Dr. Valdiserri reviews significant articles on prevention, public health, and policy advances in viral hepatitis. This month, he highlights “Decrease in Hepatitis C Testing and Treatment During the COVID-19 Pandemic” Authored by Kaufman HW, Bull-Otterson L, Meyer WA, Huang X, Doshani M, et al. American Journal of Preventive Medicine, September 2021 vol 61(3): 369–376.
What question(s) does this study address?
The U.S. Centers for Disease Control and Prevention (CDC) estimates that 2.4 million Americans are living with Hepatitis C infection and that as many as 4 in 10 people are unaware of their infection. Without knowledge of their diagnosis, these persons are unable to take advantage of current oral treatments that can cure Hepatitis C. To add to this problem, the onset of the coronavirus pandemic in late 2019 (COVID 19) has caused major disruptions in the delivery of medical care and clinical preventive services due to stay-in-place orders and the redirection of public health and medical resources to address the ongoing pandemic. A recent simulation model of the long-term impact of COVID 19 on Hepatitis C outcomes in the U.S. predicted fewer identified Hepatitis C infections and additional cases of cirrhosis and liver-related deaths as a result of pandemic disruptions. The current study used data from a large national clinical laboratory and from national estimates of dispensed prescriptions (the IQVIA National Prescription Data Base) to determine the impact of the COVID-19 pandemic on Hepatitis C testing and treatment. Investigators compared Hepatitis C testing volume and Hepatitis C treatment prescription fills in 2020 to comparable time periods in 2018 and 2019.

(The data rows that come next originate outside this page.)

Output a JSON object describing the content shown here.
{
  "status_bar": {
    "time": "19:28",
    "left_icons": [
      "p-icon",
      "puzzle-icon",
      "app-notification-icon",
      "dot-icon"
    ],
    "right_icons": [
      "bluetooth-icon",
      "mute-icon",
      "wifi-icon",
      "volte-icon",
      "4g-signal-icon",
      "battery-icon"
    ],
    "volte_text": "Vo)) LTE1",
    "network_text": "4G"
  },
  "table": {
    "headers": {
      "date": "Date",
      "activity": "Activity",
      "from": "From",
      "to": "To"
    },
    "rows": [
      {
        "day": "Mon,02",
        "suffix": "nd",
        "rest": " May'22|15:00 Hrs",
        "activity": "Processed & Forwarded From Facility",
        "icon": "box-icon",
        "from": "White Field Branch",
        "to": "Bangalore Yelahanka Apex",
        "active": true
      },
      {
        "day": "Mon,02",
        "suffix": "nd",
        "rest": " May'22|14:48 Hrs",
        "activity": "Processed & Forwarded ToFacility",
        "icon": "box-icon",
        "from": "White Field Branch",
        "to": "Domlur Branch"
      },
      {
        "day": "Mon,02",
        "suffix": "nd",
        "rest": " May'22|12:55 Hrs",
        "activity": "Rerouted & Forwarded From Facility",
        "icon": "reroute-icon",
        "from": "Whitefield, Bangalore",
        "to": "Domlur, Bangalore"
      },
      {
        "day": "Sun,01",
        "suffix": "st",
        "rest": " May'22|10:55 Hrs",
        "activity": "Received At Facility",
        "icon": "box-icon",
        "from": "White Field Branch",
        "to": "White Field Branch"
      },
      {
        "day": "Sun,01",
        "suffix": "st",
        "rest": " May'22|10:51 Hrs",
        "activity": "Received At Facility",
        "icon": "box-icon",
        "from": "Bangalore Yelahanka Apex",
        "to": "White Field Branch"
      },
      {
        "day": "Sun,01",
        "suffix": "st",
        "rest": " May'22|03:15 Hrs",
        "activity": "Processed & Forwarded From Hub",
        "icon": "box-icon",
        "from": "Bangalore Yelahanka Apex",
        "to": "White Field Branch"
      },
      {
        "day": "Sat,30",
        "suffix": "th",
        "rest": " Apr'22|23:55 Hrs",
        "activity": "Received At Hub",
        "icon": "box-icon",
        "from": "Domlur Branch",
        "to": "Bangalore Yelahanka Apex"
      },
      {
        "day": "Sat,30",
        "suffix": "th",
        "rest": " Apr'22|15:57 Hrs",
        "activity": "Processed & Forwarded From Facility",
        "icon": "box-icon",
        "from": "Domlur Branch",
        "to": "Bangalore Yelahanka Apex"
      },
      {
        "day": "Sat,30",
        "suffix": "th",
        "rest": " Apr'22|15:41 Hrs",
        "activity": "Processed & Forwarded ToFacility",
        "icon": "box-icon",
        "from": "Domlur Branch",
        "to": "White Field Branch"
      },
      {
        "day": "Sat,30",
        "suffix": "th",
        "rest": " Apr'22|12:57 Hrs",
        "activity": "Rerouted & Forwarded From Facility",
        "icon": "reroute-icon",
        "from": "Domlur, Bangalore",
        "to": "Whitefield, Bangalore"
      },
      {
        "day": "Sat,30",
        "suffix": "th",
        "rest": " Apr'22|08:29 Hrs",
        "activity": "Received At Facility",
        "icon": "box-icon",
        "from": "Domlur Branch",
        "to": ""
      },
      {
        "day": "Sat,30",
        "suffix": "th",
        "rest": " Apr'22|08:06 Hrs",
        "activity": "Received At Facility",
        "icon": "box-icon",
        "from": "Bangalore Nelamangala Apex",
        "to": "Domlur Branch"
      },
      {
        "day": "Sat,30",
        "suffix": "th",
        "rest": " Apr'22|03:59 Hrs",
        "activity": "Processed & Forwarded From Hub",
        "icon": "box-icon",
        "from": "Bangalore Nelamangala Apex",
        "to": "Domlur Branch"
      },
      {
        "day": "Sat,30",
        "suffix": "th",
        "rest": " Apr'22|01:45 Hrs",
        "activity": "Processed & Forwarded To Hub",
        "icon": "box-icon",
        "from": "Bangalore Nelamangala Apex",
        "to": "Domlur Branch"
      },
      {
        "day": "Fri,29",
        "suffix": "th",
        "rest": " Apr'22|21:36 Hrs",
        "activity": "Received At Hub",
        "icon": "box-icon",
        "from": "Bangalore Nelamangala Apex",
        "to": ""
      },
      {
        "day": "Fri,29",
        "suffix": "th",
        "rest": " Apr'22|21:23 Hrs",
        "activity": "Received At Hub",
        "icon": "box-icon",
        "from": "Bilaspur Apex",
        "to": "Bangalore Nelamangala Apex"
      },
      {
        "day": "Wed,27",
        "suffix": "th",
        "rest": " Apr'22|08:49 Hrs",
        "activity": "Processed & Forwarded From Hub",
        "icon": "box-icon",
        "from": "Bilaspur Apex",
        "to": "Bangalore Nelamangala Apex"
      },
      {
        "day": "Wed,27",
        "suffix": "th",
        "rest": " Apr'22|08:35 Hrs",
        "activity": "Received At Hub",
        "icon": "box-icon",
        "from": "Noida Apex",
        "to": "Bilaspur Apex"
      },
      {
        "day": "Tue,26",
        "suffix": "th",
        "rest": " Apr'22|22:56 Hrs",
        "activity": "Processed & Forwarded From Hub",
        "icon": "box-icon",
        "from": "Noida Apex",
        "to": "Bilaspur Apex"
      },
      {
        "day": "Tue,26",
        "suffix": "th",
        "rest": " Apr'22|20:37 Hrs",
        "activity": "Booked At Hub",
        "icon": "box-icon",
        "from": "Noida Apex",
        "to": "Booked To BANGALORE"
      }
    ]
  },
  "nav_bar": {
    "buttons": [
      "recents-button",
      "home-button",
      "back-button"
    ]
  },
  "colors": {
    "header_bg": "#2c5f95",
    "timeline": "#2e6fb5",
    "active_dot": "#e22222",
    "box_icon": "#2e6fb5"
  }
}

What are the major findings of this report/article?
- The analysis included over 12 million Hepatitis C antibody test results and 326,603 Hepatitis C RNA test results.
- Comparing Hepatitis C testing volumes from March through July for 2018, 2019 and 2020, the investigators found a statistically significant decline in Hepatitis C antibody testing during the pandemic. The lowest levels of Hepatitis C antibody testing were observed in April 2020—when the testing volume decreased 65.6% compared to the same period in 2018 and 2019.
- Hepatitis C RNA-positive test results also experienced a statistically significant decline during the pandemic, falling by 62% in March 2020.
- The IQVIA data base is estimated to cover 92% of all outpatient retail prescription fills and 78% of all mail-order fills in the U.S. Looking at Hepatitis C treatment prescription fills from January 2018 to July 2020, this analysis found that prescription fills decreased 43% in May 2020, 37% in June 2020, and 38% in July 2020 compared to the corresponding months in 2018 and 2019.
What are the implications for the prevention and control of viral hepatitis?
- Reductions in Hepatitis C testing and in Hepatitis C treatment during the COVID-19 pandemic have the potential to increase Hepatitis C-associated morbidity and mortality as well as increase Hepatitis C transmission (i.e., undiagnosed persons and those who have not been treated and cured of their infection may continue to spread the virus).
- While the level of Hepatitis C antibody testing appeared to approach pre-pandemic levels by late July 2020, Hepatitis C antibody-positive results, Hepatitis C RNA-positive results, and Hepatitis C prescription fills continued to be low compared to 2018 and 2019 levels. As such, efforts to achieve Hepatitis C elimination through early diagnosis and widespread treatment must be redoubled in light of the ongoing COVID pandemic.
- Data on race/ethnicity were not available for this analysis. However, disruptions in Hepatitis C prevention, diagnosis, and treatment resulting from the COVID pandemic have the potential to further widen racial/ethnic disparities.